_What to work on_
Copy each line from the data that has the word "icon" in it.

_Records to process_
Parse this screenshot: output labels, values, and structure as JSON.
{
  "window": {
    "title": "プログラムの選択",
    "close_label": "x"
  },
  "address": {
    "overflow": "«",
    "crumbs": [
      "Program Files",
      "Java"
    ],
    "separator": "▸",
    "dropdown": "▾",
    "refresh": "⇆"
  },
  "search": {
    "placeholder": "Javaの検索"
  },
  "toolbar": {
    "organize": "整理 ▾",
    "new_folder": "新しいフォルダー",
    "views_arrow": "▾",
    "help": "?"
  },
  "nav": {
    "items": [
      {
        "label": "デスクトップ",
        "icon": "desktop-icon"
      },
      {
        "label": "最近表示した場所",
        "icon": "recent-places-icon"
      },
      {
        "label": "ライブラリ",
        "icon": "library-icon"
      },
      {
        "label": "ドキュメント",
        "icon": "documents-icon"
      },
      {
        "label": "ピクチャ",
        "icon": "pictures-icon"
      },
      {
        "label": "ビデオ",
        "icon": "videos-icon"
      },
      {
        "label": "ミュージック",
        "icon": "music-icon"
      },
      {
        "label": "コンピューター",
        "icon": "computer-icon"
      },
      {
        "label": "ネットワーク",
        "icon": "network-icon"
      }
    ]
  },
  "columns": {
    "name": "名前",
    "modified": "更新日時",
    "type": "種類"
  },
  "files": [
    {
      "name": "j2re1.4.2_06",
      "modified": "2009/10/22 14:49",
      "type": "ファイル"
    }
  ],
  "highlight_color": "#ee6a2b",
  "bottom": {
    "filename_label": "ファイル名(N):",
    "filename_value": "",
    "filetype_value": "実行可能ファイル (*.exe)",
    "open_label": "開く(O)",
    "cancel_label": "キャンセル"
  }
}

_Response_
        "icon": "desktop-icon"
        "icon": "recent-places-icon"
        "icon": "library-icon"
        "icon": "documents-icon"
        "icon": "pictures-icon"
        "icon": "videos-icon"
        "icon": "music-icon"
        "icon": "computer-icon"
        "icon": "network-icon"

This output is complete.